Gatesville Independent School District Superintendent Dr. Barrett Pollard said he and Dana Palmer, owner of the city’s renowned drive-in movie theater, hatched a plan to record video of the seniors, dressed in caps and gowns as they walk across the commencement stage individually to receive their diplomas, then edit those clips, along with the required speeches and awards presentations, into a virtual movie that will be shown on the drive-in’s giant screen for the seniors and their families to gather to watch.
“The Palmer family was extremely gracious in providing this opportunity and we are very appreciative for their kindness,” Pollard said.
The normal commencement ceremony still is scheduled for May 21, Pollard said, but “it likely will have to be canceled due to the state regulations on gatherings.”
Baccalaureate, originally set for May 21 at 3 p.m., also has been canceled, but the speaker, Central Texas College administrator Daniel Prather, has recorded his remarks and they’ll be posted online for everyone to watch, Pollard said.

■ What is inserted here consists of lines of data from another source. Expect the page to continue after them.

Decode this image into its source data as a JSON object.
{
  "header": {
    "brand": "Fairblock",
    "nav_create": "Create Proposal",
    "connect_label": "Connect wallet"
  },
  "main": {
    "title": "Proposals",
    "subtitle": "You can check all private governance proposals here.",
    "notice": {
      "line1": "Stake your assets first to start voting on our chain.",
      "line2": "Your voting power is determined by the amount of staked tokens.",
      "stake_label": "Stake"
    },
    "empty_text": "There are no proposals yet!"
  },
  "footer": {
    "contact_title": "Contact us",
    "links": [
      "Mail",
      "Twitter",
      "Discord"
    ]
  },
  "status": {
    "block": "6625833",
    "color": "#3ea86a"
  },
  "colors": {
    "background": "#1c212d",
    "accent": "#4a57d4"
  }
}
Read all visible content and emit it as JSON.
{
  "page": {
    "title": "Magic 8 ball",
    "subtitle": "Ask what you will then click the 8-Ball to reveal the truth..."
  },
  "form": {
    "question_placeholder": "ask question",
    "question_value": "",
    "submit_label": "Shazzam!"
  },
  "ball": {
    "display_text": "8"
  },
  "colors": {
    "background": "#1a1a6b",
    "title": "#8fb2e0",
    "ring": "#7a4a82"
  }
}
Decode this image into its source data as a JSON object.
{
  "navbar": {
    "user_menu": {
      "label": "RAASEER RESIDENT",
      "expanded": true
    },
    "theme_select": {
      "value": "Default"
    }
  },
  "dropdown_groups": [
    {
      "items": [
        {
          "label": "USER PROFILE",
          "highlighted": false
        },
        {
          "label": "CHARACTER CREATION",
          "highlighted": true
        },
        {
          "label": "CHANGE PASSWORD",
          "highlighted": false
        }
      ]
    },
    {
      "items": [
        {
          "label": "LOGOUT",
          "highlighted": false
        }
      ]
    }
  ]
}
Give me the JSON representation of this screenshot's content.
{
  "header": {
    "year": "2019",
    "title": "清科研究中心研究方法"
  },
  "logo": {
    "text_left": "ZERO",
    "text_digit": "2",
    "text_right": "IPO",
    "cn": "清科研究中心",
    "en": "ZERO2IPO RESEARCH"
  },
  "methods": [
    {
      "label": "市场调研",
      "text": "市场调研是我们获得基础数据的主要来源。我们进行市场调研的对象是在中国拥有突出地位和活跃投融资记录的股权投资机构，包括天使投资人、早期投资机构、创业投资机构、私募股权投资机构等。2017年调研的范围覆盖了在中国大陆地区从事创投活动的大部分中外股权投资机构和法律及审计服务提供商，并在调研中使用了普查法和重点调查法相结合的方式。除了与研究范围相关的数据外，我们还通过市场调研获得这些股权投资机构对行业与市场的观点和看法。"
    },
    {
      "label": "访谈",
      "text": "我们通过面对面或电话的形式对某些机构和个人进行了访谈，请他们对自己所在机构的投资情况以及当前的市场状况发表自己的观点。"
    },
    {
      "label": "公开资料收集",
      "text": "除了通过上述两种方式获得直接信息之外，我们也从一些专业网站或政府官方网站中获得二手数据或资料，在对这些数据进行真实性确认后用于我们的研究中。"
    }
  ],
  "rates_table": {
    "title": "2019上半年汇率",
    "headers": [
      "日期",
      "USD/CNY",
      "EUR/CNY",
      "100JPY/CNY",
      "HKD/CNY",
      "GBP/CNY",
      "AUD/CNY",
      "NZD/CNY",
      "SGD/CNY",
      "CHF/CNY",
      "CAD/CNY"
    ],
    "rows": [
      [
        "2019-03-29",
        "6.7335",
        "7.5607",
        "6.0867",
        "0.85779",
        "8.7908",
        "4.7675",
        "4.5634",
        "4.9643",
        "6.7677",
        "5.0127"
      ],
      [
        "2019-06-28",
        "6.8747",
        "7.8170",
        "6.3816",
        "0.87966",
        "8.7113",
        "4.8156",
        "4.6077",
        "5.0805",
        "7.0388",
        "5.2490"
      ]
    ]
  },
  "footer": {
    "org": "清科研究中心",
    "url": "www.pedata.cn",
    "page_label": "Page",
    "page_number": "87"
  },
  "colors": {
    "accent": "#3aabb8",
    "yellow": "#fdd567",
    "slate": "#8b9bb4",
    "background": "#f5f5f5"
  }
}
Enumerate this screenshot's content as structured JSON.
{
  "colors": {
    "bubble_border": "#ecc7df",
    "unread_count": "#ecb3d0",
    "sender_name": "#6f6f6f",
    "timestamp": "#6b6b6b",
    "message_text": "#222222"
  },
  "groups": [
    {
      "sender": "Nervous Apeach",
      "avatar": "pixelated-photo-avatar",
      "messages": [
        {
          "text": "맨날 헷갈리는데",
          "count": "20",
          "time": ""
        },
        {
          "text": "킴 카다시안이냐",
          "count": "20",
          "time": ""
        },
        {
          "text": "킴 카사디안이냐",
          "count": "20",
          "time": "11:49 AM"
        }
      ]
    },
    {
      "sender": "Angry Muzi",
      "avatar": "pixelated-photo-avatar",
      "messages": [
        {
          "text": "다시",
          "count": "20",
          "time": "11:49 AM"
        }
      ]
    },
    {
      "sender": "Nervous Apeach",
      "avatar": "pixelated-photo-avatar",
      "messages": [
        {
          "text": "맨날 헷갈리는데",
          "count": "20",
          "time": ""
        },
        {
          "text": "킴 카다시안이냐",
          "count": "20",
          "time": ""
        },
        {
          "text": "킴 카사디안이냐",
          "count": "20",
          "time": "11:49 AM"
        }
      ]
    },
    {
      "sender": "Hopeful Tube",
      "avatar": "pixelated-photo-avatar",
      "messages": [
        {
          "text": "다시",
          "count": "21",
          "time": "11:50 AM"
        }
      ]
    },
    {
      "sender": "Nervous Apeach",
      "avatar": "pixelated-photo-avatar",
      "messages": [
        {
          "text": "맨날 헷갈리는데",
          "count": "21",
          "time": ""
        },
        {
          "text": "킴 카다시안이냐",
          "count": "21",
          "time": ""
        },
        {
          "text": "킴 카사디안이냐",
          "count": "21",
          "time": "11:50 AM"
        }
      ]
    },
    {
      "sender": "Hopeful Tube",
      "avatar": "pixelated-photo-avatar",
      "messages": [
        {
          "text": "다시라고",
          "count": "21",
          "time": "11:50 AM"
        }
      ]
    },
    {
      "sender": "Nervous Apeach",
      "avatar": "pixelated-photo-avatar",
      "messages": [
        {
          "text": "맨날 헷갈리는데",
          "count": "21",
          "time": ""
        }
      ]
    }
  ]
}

The video commencement screening is set for 8:30 p.m. on July 24 at the drive-in on State Highway 36 in Gatesville.
“We wanted to make sure it was dark by the time the video started,” Pollard said.
For the most part, at least, the seniors say they’re excited about the whole thing.
“It’ll always be unique,” said Mason Edwards, salutatorian of the GHS Class of 2020.
“I think the virtual graduation is a great idea and it’s a great way to replace a more routine commencement ceremony,” Edwards said.
He’s scheduled to tape his salutatory address on Wednesday at 6:30 p.m., he said.
The individual videos are scheduled to be recorded this week at Gatesville’s McKamie Stadium, which would have been the default location for commencement exercises, anyway, Pollard said.
Each senior will dress for graduation and show up at their appointed time with a family member, each will be called to the stage where the family member will present their diploma and it’s done.
Edwards’ salutatory address, the valedictorian’s address and the commencement address, plus presentation of annual awards to top graduates, all will be a part of the video, Pollard said.
At the completion of their videos, each senior will receive a pass good to admit one carload of people into the drive-in the night the show runs, where they can watch the entire ceremony.
Edwards says he’s going to Texas A&M where he plans to complete a degree in biomedical engineering, headed for veterinarian medical school.
Pollard said he’s elated that the district was able to construct a unique plan to accomplish commencement in a way that seniors would appreciate because he knows that walk across the stage is important, but he wants to make sure his students don’t lose sight of the real accomplishment here.
“The big thing is the diploma, whether you get it on stage or in the mail, it’s the fact that those young people have completed what likely was the first major lifer task they’ve ever taken on.
“Education is the basis upon which we all live our lives and that diploma means they’ve begun their life of learning.”